Most trial lawyers have been defrauded of their education.
On the average it costs more than $100,000 to get through law school. And after four years in undergrad and three more years in law school, the law school graduate doesn’t know enough to pass the Multi-state Bar and has to spend another $5000 or more to prepare for that. Even then many will fail the bar, some more than once.
The bar exam itself is a fraud. The exam does not help the law profession to determine those who will fight for people, who are honest and who have courage—the most fundamental requirements of a lawyer for the people. The bar exam only tests the applicants ability to play their mostly silly word games.
So we have law schools claiming they are educating lawyers when most lawyers, as they drag themselves out of the misery and boredom of those three empty years, are tragically unprepared to do anything useful. I have often said that for an assistant to help me in a trial I would rather have a nurse than most lawyers fresh out of law school.
The nurse has been trained to listen to the patient. Lawyers know little about listening. The nurse chose her profession because she cares about people.
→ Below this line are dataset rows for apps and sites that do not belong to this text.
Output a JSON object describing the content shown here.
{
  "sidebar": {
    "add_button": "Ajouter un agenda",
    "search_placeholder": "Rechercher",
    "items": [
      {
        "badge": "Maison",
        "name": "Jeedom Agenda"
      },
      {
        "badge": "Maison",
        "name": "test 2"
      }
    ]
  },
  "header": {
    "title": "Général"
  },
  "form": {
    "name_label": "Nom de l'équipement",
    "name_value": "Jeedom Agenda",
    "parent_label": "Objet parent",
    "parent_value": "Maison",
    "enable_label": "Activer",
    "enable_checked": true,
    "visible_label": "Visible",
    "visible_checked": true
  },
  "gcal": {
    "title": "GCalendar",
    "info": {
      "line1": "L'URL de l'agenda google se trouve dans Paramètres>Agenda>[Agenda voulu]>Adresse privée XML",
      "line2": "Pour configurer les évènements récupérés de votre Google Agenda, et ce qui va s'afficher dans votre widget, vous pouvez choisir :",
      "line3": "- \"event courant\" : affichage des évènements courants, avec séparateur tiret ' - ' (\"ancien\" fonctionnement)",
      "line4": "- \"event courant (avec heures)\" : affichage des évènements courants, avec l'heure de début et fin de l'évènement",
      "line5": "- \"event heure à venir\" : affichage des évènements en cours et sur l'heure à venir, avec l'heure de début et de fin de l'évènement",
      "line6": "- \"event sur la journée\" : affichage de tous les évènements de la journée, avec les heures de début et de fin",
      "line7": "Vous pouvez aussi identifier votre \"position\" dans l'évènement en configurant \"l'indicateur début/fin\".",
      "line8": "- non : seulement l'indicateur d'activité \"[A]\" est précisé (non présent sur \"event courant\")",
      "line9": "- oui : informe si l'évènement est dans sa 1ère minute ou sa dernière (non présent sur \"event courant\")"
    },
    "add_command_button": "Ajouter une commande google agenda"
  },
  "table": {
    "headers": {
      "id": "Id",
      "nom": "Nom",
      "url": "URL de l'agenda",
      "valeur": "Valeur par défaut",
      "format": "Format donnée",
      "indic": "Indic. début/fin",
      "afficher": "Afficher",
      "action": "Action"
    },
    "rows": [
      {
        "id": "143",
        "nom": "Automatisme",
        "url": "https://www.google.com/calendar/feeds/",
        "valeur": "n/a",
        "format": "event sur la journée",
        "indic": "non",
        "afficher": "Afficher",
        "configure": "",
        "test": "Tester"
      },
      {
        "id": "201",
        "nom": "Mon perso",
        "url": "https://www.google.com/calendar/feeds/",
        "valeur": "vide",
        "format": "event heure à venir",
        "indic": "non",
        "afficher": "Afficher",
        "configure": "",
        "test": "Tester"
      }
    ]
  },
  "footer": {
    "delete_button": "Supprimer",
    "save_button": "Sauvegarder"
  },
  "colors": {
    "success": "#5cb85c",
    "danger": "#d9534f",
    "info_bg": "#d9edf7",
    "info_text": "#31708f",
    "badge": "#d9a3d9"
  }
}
Lawyers are not taught to care. They are engorged with the rare niceties of legal gymnastics often taught by ponderous-headed professors who have never looked into the painful eyes of a client and who have never tried a single jury trial for a human being. If a student complains that a case he or she is studying does not render justice, the professor is quick to retort, “We do not teach justice here, Mr. Jones. We teach the law.”
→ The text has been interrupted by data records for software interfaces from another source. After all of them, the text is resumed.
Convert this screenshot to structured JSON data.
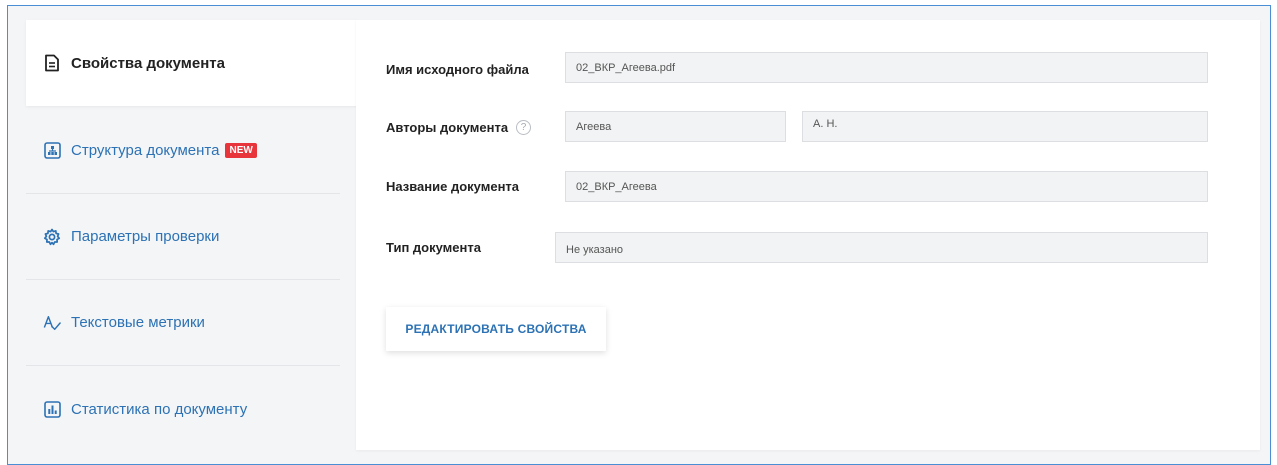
{
  "sidebar": {
    "items": [
      {
        "label": "Свойства документа",
        "icon": "document-icon",
        "active": true
      },
      {
        "label": "Структура документа",
        "icon": "structure-icon",
        "badge": "NEW"
      },
      {
        "label": "Параметры проверки",
        "icon": "gear-icon"
      },
      {
        "label": "Текстовые метрики",
        "icon": "text-metrics-icon"
      },
      {
        "label": "Статистика по документу",
        "icon": "bar-chart-icon"
      }
    ]
  },
  "form": {
    "source_file": {
      "label": "Имя исходного файла",
      "value": "02_ВКР_Агеева.pdf"
    },
    "authors": {
      "label": "Авторы документа",
      "help": "?",
      "last_name": "Агеева",
      "initials": "А. Н."
    },
    "title": {
      "label": "Название документа",
      "value": "02_ВКР_Агеева"
    },
    "type": {
      "label": "Тип документа",
      "value": "Не указано"
    },
    "edit_button": "РЕДАКТИРОВАТЬ СВОЙСТВА"
  },
  "colors": {
    "accent": "#2c72b4",
    "badge": "#e8343b",
    "frame_border": "#4a8fd6"
  }
}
I could teach an eighth-grader in twenty minutes how to brief a case. Yet for all three years in most law schools the casebook method of learning the law is still in. The matriculating young lawyer is as qualified to represent a client with the education he has suffered through as a doctor who has never seen a patient, who has never held a scalpel in his hand and who learns surgery by having read text books about it and becomes skilled in surgery, if ever, after having stacked up piles of corpses who represent his pathetic learning process.
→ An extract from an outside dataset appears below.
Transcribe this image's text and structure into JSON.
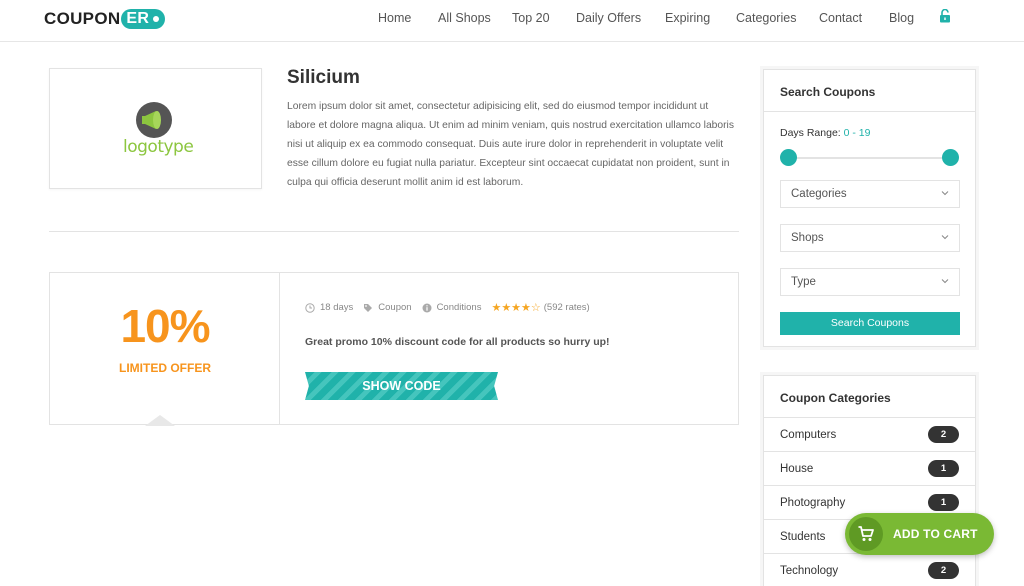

“The trial of a case, in its simplest form, is telling a story jurors can understand. Yet most lawyers are taught little, if anything, about communicating with others.”
The trial of a case, in its simplest form, is telling a story jurors can understand. Yet most lawyers are taught little, if anything, about communicating with others. They are taught to deny their feelings and, at last, have so long shielded themselves against their feelings for that many find it nearly impossible to get in touch with them. Yet justice is a feeling and jurors (as do we all) make their decisions based on their feelings.
Most lawyers know little about classical literature and history, have never written a poem, have never painted a picture, have never stood before an audience and sung a song, have never been permitted to confess their pain or their love, and, in short, have been denied the stuff of personhood. One need not write poetry or paint pictures to be a successful human being. But some intimacy with the arts and the language and its use and with right brain functions of feeling and creativity are essential to the development of the whole person. Little wonder that lawyers, disabled by all of the stifling, mostly useless mental exercises they have suffered, have trouble relating to jurors much less to the rest of mankind.
Is it not a miracle that after having been defrauded of their education at the hands of the entrenched in our law schools that American lawyers haven taken on the fraudulent mindset of their educators who have defrauded them?
- Mending Legal Education from Best Practices for Legal Education
- Part-time Law School Blog
- Public Interest Law Institute
- “Let’s Make a Deal! Dickering Down Your Law School Tuition”